Required action
Before copying the entries, remove the pictures; everything else stays exactly as it is.

====

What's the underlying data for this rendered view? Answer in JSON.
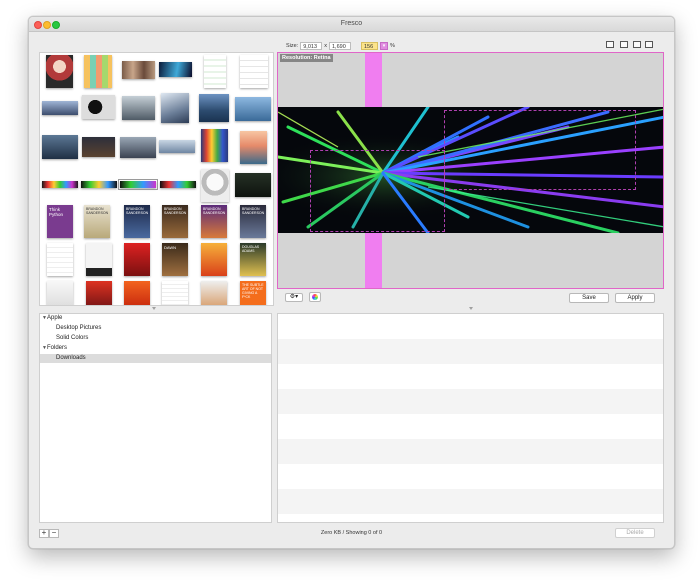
{
  "window": {
    "title": "Fresco"
  },
  "toolbar": {
    "size_label": "Size:",
    "width_value": "9,013",
    "times": "x",
    "height_value": "1,690",
    "zoom_value": "156",
    "percent": "%"
  },
  "preview": {
    "resolution_label": "Resolution: Retina"
  },
  "buttons": {
    "save": "Save",
    "apply": "Apply",
    "delete": "Delete",
    "add": "+",
    "remove": "−",
    "gear": "⚙▾"
  },
  "tree": {
    "groups": [
      {
        "label": "Apple",
        "items": [
          "Desktop Pictures",
          "Solid Colors"
        ]
      },
      {
        "label": "Folders",
        "items": [
          "Downloads"
        ]
      }
    ]
  },
  "status": {
    "text": "Zero KB / Showing 0 of 0"
  },
  "thumbnails": {
    "book_texts": [
      "Think Python",
      "BRANDON SANDERSON",
      "BRANDON SANDERSON",
      "BRANDON SANDERSON",
      "BRANDON SANDERSON",
      "BRANDON SANDERSON",
      "DOUGLAS ADAMS",
      "DAWN",
      "THE SUBTLE ART OF NOT GIVING A F*CK"
    ]
  },
  "colors": {
    "accent_pink": "#f07ef0",
    "preview_border": "#e066c8",
    "zoom_field": "#fce48a"
  }
}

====

Problem solution
What's the underlying data for this rendered view? Answer in JSON.
{
  "window": {
    "title": "Fresco"
  },
  "toolbar": {
    "size_label": "Size:",
    "width_value": "9,013",
    "times": "x",
    "height_value": "1,690",
    "zoom_value": "156",
    "percent": "%"
  },
  "preview": {
    "resolution_label": "Resolution: Retina"
  },
  "buttons": {
    "save": "Save",
    "apply": "Apply",
    "delete": "Delete",
    "add": "+",
    "remove": "−",
    "gear": "⚙▾"
  },
  "tree": {
    "groups": [
      {
        "label": "Apple",
        "items": [
          "Desktop Pictures",
          "Solid Colors"
        ]
      },
      {
        "label": "Folders",
        "items": [
          "Downloads"
        ]
      }
    ]
  },
  "status": {
    "text": "Zero KB / Showing 0 of 0"
  },
  "thumbnails": {
    "book_texts": [
      "Think Python",
      "BRANDON SANDERSON",
      "BRANDON SANDERSON",
      "BRANDON SANDERSON",
      "BRANDON SANDERSON",
      "BRANDON SANDERSON",
      "DOUGLAS ADAMS",
      "DAWN",
      "THE SUBTLE ART OF NOT GIVING A F*CK"
    ]
  },
  "colors": {
    "accent_pink": "#f07ef0",
    "preview_border": "#e066c8",
    "zoom_field": "#fce48a"
  }
}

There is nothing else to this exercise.